On March 7, 1965, Shuttlesworth was at the Edmund Pettus Bridge with 550 others. Most, although certainly not all, were African-American. They intended to march on Highway 80 from Selma to Montgomery. But Alabama state troopers, many of them on horseback, were a bit overenthusiastic about halting them. Nightsticks and tear gas were used freely in a brutal attack that was televised all over the USA.
(I wonder what Bear Bryant was doing on March 7, 1965. What if—WHAT IF—he had come to Selma to show his support for the marchers? The dynamic would have been drastically altered. Governor George Wallace, County Sheriff Jim Clark, Mayor Joe Smitherman and all those men doing their bidding that day would have known and been forced into a different stance. Support from the Bama football coach, after his team had come within a whisker of winning the 1964 national championship, would have been electrifying. And what a perfect time for him to say he was going to start recruiting African-American athletes immediately. Needless to say, Bryant would have a wholly different legacy today.)

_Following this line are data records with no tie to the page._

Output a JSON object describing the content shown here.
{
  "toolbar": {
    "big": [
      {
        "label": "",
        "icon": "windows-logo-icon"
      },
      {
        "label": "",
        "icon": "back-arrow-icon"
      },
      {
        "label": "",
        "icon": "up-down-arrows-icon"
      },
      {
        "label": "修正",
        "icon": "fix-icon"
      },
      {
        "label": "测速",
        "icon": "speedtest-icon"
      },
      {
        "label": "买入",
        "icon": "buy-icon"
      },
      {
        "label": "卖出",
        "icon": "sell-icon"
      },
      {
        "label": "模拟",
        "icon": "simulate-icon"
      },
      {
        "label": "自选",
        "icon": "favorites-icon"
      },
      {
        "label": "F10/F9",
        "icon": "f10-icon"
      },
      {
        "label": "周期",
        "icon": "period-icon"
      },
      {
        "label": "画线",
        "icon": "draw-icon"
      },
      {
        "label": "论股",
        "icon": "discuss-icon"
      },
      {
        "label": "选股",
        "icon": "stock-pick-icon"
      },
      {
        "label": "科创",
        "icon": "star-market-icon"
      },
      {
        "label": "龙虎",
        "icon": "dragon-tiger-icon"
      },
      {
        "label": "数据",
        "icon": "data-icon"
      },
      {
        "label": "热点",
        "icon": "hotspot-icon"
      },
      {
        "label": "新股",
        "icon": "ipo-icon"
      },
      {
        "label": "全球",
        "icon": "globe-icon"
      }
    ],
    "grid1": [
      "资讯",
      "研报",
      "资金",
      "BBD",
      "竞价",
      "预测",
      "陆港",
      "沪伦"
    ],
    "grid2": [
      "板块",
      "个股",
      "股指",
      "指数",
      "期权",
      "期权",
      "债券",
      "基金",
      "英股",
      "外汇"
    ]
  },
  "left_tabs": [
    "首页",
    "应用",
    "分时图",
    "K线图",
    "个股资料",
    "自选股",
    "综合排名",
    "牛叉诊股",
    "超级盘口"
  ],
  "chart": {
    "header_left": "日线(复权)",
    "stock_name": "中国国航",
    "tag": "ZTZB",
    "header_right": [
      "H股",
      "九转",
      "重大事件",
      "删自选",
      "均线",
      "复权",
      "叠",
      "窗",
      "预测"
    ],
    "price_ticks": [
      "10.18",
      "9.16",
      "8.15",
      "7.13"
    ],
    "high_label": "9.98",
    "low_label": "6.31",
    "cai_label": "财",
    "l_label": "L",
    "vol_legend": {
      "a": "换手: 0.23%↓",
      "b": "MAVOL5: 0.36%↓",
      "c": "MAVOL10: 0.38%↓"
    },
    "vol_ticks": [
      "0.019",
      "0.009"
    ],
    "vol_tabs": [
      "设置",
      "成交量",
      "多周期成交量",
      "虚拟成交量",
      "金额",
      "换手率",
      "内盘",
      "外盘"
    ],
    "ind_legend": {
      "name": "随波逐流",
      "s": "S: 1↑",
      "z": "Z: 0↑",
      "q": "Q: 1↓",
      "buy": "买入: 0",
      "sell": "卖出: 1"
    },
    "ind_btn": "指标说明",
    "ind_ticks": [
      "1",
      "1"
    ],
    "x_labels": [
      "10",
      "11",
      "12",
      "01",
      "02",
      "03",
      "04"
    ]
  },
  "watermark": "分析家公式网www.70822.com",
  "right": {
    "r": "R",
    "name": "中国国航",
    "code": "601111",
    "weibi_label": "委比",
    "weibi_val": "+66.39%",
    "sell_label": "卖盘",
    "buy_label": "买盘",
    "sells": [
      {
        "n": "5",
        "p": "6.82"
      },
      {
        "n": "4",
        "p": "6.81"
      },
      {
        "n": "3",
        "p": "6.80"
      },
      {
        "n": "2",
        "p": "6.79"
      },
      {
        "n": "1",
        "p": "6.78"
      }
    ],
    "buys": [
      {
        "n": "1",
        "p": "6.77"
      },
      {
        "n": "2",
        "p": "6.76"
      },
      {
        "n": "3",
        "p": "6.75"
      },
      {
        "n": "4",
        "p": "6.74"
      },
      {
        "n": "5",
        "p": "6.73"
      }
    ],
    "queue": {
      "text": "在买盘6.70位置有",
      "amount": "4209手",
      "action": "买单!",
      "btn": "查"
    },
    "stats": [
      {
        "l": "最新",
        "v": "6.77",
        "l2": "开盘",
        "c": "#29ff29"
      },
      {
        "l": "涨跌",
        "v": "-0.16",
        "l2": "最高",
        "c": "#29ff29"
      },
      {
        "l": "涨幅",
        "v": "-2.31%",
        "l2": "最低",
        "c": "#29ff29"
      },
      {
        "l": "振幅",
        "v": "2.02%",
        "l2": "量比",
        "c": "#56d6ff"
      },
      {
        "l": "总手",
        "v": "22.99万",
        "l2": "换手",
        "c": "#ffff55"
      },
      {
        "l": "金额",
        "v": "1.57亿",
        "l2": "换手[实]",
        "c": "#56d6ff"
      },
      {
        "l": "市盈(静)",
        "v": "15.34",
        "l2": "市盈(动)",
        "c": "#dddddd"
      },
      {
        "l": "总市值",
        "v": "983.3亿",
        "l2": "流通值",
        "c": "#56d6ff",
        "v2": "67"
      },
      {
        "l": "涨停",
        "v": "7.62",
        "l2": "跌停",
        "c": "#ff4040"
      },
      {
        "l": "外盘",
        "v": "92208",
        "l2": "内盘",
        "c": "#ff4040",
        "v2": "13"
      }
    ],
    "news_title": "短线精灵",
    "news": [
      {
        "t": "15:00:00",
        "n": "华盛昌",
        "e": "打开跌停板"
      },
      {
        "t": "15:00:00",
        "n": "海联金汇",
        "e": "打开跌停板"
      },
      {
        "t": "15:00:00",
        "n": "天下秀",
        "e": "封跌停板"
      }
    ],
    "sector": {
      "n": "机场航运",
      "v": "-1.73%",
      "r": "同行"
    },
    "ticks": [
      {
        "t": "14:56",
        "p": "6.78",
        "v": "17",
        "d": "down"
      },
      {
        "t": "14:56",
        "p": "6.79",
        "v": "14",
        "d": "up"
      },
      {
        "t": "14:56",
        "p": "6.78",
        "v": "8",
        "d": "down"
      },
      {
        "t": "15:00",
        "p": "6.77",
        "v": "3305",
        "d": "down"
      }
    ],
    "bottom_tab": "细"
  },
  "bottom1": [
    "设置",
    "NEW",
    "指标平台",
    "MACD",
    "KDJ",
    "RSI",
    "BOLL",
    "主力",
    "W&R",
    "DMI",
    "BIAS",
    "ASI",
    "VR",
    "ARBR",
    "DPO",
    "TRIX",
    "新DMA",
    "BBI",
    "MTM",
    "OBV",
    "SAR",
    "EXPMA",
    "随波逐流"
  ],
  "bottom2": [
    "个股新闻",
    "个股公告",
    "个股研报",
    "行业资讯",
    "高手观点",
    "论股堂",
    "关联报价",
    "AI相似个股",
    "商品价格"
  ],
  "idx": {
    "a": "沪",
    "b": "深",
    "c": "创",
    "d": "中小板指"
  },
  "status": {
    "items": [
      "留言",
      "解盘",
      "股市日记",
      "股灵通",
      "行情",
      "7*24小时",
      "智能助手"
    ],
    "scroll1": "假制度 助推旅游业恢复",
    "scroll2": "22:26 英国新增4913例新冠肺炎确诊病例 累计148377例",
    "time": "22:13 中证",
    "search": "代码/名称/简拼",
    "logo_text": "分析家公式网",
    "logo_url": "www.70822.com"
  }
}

How many times was Shuttlesworth arrested? He lost count but estimated it was between 30 and 40. He was the plaintiff or defendant in numerous cases, some quite important. He never hesitated to put himself on the line. I am not about to detract from the immense contributions of King, a gutsy man himself. But nobody was more active than Shuttlesworth in pulling down the edifice of segregation and racism. These days, he is honored in Birmingham in many ways, including a street, a park, a statue and the city’s airport. His name is mentioned repeatedly on the Civil Rights Heritage Trail.
He had no fear, which brings me back to Bryant and his fellow Jim Crow football coaches. What, or who, were they so afraid of? Shuttlesworth went nose-to-nose with the Klan and Bull Connor, and he survived. A right-wing booster, a moss-backed administrator, an arch-conservative faculty member, some bigoted players—Bryant, et al. were afraid of these people? I thought they wanted to win football games. As I have said so often it makes my head hurt, maintaining the racial status quo trumped everything else. Their lack of vision (and wisdom and compassion) is all too obvious. The facts point to this conclusion: they were cowardly.
I wish just one of them would have stood up and done his own Project C, confronting the people at his school, talking frankly to the media and if necessary, abandoning the region for the North or West. You think these coaches, all well established in their careers, could not have found employment outside of the South? A simple definition of the word “coward” is “a person who lacks the courage to do or endure dangerous or unpleasant things.” I have never contended that integrating a big-time Southern college football program during those years was easy, but in every case it had to be done. Bryant, McClendon, Dodd, Howard, Jordan, Vaught, Neely, Royal and Broyles—they all deserve to be called cowards. Excuses for these guys? I do not want to hear it!
Not even his enemies said Fred Shuttlesworth was a coward. They recognized him as a steely, driven and focused man, a worthy foe. He simply would not be intimidated. My admiration for him is boundless.